Task requirements:
Counting only lines below that hold "prep", give the total alone.

═════ Exercise data

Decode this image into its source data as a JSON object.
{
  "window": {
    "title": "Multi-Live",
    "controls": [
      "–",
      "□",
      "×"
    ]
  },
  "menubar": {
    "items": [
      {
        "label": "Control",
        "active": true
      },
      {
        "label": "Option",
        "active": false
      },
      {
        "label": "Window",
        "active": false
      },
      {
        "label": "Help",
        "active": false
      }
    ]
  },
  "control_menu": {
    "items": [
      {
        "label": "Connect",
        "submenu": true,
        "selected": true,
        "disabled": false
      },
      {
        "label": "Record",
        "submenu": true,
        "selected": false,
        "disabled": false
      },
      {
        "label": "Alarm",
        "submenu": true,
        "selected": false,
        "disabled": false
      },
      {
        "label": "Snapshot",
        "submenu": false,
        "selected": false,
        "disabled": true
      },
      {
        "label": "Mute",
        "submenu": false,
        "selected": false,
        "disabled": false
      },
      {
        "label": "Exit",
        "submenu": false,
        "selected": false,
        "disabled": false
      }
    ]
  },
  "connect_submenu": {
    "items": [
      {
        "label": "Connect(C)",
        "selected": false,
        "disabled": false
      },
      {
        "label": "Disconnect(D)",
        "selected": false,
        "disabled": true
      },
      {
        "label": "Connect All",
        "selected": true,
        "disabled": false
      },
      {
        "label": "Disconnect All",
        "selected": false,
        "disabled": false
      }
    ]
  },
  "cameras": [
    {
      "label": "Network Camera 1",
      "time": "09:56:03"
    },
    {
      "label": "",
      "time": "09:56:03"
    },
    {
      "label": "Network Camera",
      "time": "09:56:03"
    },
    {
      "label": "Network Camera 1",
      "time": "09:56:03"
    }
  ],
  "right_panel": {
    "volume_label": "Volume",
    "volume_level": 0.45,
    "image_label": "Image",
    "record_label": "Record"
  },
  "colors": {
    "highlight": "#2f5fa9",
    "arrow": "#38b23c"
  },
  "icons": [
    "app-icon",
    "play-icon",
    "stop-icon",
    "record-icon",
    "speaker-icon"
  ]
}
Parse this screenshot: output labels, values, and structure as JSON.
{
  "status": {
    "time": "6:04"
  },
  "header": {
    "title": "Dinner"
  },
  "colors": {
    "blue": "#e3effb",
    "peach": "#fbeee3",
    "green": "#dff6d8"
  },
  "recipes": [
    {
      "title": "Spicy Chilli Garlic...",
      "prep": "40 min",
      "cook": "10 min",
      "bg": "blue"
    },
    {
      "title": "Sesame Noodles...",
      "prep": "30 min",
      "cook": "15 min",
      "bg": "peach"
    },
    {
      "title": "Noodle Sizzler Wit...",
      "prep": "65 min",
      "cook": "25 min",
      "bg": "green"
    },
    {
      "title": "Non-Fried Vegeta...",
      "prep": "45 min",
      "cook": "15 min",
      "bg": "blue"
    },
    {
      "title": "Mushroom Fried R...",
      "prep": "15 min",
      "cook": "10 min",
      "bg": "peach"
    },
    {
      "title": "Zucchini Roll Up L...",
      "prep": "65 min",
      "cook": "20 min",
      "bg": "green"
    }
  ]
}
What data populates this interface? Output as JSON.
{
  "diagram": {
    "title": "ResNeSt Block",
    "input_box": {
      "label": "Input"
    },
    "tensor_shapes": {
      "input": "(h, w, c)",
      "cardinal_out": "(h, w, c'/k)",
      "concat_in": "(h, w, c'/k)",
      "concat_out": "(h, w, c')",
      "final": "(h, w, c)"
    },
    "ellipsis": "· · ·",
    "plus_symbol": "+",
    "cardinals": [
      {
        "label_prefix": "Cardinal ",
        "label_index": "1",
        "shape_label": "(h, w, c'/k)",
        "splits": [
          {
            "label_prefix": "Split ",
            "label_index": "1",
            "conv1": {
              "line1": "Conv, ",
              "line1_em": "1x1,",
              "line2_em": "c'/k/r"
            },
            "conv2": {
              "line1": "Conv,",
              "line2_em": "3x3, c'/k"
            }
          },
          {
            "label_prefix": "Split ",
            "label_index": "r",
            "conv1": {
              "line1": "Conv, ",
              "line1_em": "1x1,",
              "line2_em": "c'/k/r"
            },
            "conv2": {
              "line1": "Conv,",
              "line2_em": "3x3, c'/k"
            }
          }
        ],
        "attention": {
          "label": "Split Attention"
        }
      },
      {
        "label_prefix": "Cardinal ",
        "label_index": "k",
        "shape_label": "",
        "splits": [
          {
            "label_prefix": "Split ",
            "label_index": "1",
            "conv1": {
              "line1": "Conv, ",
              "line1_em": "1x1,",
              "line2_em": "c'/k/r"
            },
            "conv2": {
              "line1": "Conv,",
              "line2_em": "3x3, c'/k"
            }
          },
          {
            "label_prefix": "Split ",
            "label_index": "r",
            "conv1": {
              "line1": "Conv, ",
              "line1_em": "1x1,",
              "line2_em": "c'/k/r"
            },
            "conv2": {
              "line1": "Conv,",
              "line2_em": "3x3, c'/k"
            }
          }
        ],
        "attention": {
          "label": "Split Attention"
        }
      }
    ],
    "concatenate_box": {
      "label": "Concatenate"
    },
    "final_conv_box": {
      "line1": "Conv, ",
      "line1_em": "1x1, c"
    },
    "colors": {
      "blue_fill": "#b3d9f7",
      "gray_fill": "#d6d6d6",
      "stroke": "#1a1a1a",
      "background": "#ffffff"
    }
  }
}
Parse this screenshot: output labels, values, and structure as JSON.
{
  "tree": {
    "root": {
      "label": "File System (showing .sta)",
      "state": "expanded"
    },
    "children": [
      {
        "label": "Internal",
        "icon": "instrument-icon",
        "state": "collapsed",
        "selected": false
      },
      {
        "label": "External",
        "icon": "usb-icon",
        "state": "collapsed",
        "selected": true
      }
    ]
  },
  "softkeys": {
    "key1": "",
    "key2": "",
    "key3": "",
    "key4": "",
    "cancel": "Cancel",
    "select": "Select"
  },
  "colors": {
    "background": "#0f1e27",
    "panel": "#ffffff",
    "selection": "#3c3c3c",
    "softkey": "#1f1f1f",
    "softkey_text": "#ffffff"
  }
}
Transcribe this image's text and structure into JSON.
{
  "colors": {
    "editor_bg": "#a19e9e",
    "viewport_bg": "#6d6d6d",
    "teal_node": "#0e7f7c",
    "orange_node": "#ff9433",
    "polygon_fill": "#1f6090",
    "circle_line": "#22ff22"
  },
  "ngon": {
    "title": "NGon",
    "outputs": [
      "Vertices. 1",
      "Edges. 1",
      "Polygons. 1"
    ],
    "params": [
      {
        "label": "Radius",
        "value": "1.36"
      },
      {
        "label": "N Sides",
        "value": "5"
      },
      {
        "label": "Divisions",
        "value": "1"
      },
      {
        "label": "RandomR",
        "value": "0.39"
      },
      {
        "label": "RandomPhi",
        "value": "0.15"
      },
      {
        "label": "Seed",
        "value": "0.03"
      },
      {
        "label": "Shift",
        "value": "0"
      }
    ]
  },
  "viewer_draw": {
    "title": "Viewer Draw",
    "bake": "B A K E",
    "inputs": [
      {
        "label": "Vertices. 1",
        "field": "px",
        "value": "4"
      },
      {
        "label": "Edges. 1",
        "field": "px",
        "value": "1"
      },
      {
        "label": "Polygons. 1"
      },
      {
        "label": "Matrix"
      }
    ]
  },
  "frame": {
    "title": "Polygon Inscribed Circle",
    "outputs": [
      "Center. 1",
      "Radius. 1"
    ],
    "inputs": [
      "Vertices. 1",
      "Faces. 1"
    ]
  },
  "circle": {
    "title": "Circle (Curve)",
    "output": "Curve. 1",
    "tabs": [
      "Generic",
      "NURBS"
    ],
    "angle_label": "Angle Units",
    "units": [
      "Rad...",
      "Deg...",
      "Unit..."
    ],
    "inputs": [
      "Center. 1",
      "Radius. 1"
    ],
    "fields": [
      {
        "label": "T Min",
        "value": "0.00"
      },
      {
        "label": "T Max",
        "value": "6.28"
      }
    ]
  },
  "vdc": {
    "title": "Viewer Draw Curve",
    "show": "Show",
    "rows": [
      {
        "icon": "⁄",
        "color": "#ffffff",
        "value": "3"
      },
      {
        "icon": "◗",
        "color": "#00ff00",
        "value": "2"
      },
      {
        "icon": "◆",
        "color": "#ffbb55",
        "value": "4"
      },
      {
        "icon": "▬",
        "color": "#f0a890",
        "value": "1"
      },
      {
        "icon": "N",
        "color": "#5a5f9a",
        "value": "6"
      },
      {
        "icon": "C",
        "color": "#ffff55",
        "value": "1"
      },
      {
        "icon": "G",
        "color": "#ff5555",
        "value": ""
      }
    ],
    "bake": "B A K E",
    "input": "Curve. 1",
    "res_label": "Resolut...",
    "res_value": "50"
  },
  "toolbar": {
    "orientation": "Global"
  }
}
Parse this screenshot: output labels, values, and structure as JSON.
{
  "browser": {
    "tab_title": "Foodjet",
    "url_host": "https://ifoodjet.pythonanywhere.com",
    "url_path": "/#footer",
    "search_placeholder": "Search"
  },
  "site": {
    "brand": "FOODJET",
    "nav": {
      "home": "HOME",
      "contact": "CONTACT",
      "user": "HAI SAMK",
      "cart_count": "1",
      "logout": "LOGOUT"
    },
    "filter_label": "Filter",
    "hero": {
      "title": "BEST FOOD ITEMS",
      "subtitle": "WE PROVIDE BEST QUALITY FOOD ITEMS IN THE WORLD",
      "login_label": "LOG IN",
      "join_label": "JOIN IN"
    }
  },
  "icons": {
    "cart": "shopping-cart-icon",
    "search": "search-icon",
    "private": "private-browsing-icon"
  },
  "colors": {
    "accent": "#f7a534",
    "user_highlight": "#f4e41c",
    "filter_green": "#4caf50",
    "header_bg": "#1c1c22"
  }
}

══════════

Answer for the task:
6